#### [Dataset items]
§
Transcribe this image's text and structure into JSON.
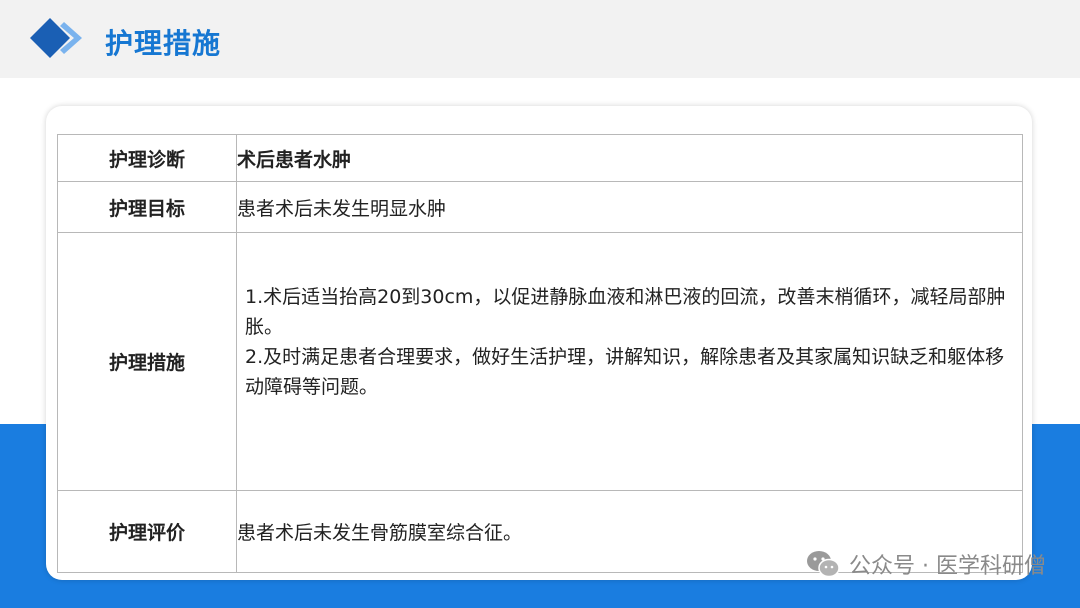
{
  "header": {
    "title": "护理措施"
  },
  "table": {
    "rows": [
      {
        "label": "护理诊断",
        "value": "术后患者水肿"
      },
      {
        "label": "护理目标",
        "value": "患者术后未发生明显水肿"
      },
      {
        "label": "护理措施",
        "items": [
          "1.术后适当抬高20到30cm，以促进静脉血液和淋巴液的回流，改善末梢循环，减轻局部肿胀。",
          "2.及时满足患者合理要求，做好生活护理，讲解知识，解除患者及其家属知识缺乏和躯体移动障碍等问题。"
        ]
      },
      {
        "label": "护理评价",
        "value": "患者术后未发生骨筋膜室综合征。"
      }
    ]
  },
  "watermark": {
    "text": "公众号 · 医学科研僧",
    "icon": "wechat-icon"
  },
  "colors": {
    "accent": "#1677d2",
    "band": "#1a7de0",
    "header_bg": "#f2f2f2"
  }
}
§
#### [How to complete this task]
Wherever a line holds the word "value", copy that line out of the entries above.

#### [Answer space]
        "value": "术后患者水肿"
        "value": "患者术后未发生明显水肿"
        "value": "患者术后未发生骨筋膜室综合征。"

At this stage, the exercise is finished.